### PROBLEM DETAILS
The answer should consist of every line in the material below that has the word "Quality".

### STORED DATA
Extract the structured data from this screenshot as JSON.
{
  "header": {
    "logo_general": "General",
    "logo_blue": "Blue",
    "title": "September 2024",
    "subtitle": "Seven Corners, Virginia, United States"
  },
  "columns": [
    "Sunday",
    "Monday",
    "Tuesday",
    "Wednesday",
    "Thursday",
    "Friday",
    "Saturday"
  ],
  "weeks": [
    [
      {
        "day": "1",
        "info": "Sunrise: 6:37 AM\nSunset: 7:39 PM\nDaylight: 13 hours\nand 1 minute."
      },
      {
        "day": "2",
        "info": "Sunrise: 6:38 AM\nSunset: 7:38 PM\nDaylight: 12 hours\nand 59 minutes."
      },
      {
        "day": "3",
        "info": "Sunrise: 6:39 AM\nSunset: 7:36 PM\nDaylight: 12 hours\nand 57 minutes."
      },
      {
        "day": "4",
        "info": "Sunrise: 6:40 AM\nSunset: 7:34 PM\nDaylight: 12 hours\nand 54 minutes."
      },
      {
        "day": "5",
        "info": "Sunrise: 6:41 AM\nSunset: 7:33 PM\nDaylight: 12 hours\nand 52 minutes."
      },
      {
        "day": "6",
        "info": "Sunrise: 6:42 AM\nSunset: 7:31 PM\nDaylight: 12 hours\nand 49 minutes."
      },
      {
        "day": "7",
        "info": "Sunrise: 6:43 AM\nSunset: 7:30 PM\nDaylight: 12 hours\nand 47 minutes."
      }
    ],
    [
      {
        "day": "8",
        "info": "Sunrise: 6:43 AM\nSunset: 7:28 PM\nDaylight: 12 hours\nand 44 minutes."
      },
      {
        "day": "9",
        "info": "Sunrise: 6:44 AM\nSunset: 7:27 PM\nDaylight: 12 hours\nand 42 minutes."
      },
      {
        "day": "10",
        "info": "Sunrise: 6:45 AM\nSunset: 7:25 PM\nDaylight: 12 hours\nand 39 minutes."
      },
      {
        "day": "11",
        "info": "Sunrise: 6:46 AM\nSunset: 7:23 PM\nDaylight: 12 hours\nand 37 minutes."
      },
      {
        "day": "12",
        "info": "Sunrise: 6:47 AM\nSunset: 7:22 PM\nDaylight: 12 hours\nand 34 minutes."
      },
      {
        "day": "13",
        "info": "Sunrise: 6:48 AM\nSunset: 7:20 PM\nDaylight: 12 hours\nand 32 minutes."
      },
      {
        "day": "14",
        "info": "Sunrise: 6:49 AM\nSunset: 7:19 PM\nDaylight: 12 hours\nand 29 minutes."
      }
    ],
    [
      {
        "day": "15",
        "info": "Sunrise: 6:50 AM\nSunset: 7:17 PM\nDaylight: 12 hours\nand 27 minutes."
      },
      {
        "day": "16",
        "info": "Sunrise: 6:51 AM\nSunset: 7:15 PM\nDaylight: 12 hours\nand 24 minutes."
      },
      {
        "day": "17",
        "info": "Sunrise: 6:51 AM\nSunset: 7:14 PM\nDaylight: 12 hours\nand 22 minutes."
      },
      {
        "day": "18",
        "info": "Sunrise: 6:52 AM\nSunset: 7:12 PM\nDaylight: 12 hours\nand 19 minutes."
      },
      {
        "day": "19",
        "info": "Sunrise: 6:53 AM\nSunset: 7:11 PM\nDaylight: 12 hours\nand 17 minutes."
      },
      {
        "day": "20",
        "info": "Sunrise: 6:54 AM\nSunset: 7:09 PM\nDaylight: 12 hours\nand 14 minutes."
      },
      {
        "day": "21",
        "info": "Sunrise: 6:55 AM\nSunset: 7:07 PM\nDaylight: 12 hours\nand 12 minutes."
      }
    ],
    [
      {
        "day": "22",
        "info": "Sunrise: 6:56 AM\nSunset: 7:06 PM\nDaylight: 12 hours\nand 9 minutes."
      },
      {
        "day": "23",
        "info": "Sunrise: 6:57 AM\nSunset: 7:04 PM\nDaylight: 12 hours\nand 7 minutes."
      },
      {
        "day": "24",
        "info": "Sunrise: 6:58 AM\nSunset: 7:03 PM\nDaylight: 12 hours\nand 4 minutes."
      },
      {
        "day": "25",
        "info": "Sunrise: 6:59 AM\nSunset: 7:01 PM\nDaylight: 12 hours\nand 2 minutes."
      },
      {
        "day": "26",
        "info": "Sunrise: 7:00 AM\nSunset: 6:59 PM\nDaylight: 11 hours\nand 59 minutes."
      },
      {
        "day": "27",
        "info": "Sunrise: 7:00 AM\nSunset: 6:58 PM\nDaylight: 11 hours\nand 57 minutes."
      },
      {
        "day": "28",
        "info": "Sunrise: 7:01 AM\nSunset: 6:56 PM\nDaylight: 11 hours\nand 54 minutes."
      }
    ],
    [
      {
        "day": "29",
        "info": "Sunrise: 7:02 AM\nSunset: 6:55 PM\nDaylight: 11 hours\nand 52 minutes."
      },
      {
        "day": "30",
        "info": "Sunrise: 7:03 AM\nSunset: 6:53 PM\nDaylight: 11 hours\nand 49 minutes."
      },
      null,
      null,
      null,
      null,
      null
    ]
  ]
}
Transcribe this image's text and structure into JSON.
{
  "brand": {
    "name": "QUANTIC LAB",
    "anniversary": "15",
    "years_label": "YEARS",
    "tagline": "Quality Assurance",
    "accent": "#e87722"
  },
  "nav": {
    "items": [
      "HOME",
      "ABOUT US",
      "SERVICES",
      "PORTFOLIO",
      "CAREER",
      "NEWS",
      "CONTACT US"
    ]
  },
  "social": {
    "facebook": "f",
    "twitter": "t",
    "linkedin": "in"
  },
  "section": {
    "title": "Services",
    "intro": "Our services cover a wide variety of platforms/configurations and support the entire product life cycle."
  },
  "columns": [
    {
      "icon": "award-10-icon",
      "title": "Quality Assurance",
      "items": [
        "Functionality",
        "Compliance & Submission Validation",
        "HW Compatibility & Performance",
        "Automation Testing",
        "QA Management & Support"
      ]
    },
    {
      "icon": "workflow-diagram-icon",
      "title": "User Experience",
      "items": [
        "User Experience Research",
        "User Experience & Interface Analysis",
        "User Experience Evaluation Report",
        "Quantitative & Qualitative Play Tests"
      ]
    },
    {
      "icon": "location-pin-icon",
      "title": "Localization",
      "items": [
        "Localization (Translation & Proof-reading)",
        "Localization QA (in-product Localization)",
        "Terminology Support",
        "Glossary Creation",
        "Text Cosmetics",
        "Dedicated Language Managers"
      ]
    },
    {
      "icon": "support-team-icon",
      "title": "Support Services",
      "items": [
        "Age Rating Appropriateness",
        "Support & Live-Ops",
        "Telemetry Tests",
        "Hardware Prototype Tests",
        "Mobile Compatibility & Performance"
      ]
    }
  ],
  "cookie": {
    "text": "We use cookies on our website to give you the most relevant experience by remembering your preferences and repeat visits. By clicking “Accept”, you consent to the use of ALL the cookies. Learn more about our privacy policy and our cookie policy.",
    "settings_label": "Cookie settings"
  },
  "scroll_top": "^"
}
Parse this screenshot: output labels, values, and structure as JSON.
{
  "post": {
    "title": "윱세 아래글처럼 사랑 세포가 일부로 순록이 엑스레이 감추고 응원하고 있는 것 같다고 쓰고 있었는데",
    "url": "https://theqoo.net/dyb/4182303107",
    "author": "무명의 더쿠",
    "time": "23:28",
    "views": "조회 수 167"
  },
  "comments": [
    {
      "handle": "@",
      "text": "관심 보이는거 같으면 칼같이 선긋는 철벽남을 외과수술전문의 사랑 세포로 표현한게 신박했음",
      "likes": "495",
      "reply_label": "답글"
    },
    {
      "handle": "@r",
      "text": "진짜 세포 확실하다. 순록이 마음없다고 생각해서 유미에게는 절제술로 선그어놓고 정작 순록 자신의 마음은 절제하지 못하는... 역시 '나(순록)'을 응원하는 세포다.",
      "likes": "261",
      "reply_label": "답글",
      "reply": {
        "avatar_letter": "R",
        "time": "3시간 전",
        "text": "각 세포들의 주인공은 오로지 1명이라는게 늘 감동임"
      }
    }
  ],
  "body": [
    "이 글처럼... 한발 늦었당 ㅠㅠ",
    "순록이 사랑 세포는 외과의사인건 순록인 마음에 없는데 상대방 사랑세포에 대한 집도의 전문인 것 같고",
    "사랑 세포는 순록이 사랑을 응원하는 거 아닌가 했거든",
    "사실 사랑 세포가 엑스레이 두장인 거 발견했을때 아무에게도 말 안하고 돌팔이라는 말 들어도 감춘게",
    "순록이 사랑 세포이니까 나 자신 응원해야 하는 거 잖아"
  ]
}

### COMPLETED TASK
    "tagline": "Quality Assurance",
      "title": "Quality Assurance",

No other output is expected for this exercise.